The amount of work and the amount of capital available in the market for goods and services are key variables in this process of balancing supply and demand. The break-even point is where supply and demand meet. The price results from that equilibrium.

For there to be supply and demand, it is required that there be a productive, labor force that generates the goods and at the same time demands inputs and finished products.

  • The market equilibrium:

The situation in which, at market prices, all consumers can purchase the quantities they want and suppliers manage to sell everything produced. Freely competitive markets tend to always be in equilibrium.

  • The shift of the Demand Curve:

The shape of the demand curve for all normal goods and services is always decreasing as a consequence of the universal law that at lower prices consumers will demand more of the product.

Each good will have its characteristic demand curve, more or less inclined, more or less convex. In addition, the position of the curve, higher, lower, shifted to the left or the right, will depend on several factors:

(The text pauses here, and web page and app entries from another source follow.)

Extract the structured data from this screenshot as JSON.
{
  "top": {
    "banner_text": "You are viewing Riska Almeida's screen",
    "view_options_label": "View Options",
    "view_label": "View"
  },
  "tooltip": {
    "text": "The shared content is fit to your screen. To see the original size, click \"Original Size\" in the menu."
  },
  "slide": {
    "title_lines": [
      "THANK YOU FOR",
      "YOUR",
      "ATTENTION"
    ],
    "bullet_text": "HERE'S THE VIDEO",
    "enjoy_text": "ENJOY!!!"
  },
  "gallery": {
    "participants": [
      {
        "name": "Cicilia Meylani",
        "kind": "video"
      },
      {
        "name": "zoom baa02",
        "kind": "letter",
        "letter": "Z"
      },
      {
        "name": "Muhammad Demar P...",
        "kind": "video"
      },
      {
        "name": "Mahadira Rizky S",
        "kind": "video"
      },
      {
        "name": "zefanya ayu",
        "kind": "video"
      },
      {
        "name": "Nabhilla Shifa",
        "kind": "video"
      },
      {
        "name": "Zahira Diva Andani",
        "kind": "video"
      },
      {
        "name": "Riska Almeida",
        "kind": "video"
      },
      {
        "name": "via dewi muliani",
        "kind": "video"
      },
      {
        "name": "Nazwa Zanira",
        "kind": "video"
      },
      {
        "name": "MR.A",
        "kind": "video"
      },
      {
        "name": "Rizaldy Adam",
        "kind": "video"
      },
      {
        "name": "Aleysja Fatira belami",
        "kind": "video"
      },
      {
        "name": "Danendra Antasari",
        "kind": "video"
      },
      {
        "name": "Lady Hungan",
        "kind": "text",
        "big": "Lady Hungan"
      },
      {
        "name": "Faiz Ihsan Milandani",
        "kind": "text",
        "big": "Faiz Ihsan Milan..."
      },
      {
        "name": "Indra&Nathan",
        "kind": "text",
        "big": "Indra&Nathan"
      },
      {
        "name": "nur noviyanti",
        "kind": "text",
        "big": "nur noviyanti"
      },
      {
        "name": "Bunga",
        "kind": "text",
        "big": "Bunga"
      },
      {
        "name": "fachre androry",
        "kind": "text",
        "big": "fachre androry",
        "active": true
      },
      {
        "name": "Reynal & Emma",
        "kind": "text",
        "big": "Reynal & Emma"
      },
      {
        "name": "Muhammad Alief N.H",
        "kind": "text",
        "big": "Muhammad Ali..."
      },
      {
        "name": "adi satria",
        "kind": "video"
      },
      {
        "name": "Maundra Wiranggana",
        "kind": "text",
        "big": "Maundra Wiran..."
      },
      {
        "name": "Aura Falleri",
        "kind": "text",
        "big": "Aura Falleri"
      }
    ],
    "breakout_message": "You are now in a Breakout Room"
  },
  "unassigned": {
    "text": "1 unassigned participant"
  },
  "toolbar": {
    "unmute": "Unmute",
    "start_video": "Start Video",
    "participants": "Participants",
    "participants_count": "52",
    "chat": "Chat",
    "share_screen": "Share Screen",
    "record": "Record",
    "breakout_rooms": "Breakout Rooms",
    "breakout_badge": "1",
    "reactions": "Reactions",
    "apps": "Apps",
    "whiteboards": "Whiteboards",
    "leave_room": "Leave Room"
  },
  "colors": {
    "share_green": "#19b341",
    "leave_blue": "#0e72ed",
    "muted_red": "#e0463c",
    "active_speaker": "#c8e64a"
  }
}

  • the higher or lower income received by consumers
  • tastes and fashions
  • the prices of other related goods
  • expectations or forecasts about the future

If the income of the consumers increases, the demand will be increasing, which will cause the shift to the right of the demand curve since at the same price the quantity demanded will be greater. Conversely, if the country’s income decreases, the demand will decrease and the demand curve will shift to the left.

In the same way, the curve will move to the right if the demand increases due to a positive change in tastes or fashion or because the prices of the products that can substitute it increases.

  • The shift of the Supply Curve:

The same explanation given in the displacement of the demand is applied in the displacement of the supply, the difference is found in the factors that produce such displacement.

If the price falls, the supply decreases because it is not convenient for the producer to produce when prices are low, in which case the supply curve moves inwards, but if prices increase the supply will be higher, moving the curve outwards

The factors for these displacements are:

  • Technological development: Allows greater production, which brings with it an increase in supply, but without any variation in prices;
  • The increase in companies: likewise, the entry of new companies into the market increases production and therefore the supply.

Resource allocation

It is the distribution of existing economic resources among various uses. The problem of the allocation of resources arises because the existence of these is limited, while human needs and desires are not; From there arises the need to adequately combine the available resources to maximize the utility of the consumer or the profit of the producer.

The attention of economists has focused on the problem of determining the most efficient allocation of resources possible in such a way as to achieve, with the least amount of these, the maximum achievable production. If each of the factors of production has a market cost and if each of the products that can be produced is also sold at a market price, it is possible to solve this problem using linear programming techniques that give the optimal solution for each case. For this, it is essential to take into account the concept of opportunity cost, that is, the income that is no longer obtained by not dedicating the available resources to activities other than those that are undertaken.